“Getting to work inside ... FAPC really helped me understand the industry,” Elroy said. “All of the different things they offer teach students valuable lessons.”
Students get hands-on experience in FAPC that prepares them for careers in food science. The processing floor, housed on the second level of the building, allows students to work with industry professionals on everything from meat and dairy processing to product and recipe development.
“They come here and get experience while they’re students,” said Mandy Gross, FAPC communications services manager. “When they’re ready to graduate and get a job, they already have that real-world experience.”

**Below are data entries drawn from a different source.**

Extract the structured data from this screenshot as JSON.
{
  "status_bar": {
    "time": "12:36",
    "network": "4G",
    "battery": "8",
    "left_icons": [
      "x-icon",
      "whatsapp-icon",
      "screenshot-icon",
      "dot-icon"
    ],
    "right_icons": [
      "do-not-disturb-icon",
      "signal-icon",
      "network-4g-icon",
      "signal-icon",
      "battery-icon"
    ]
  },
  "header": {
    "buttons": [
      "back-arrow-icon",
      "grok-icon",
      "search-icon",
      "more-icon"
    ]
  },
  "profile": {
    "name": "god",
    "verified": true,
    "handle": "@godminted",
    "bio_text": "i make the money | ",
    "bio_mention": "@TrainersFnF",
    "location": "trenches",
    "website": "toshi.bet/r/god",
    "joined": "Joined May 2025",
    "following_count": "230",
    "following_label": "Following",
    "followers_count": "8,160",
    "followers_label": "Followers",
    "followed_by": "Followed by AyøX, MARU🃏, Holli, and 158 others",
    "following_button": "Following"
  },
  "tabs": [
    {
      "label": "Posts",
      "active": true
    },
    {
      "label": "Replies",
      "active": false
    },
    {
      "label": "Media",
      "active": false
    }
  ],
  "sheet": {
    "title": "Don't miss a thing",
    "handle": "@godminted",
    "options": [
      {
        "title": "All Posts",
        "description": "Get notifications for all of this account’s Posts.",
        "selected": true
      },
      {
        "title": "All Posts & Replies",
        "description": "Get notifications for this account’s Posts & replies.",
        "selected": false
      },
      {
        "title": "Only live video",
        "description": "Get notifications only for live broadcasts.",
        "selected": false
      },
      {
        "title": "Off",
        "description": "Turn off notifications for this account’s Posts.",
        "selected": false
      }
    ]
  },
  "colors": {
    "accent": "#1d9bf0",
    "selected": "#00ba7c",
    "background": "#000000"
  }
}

Virgil Jurgensmeyer, one of the founders and the chief executive officer of J-M Farms, is closely involved with FAPC. As one of the original members of FAPC’s Industry Advisory Committee (IAC), he helped start the food safety program at the university.
The program began in April 2015, after an initial IAC donation of $1 million.
It is one of few food safety programs in the United States. The program combines knowledge of food science with critical issues relating to food safety, government regulations and food safety programs and certifications.
Students in the program earn certificates in the Hazard Analysis and Critical Control Points and Global Food Safety Initiatives programs, giving OSU students an advantage that few other graduates have.
Graduates are ready to enter the workforce as food safety specialists, quality assurance supervisors or food safety and quality auditors. Through her food safety courses with Jadeja, Elroy earned a handful of these certifications that helped her land the position at J-M Farms.
FAPC has a long-term relationship with J-M Farms, serving as a valuable resource for the company, providing food safety assistance and researching and developing new products.
“I feel honored to work for an Oklahoma company like J-M Farms,” Elroy said. “I think it’s really neat that I will have a part in making sure people’s food is safe. This is the food people are feeding their families.”
Elroy is ready to give back to Oklahoma and its people. And while she will always have her OSU family in Stillwater, she is eager to learn and grow with her new J-M Farms family.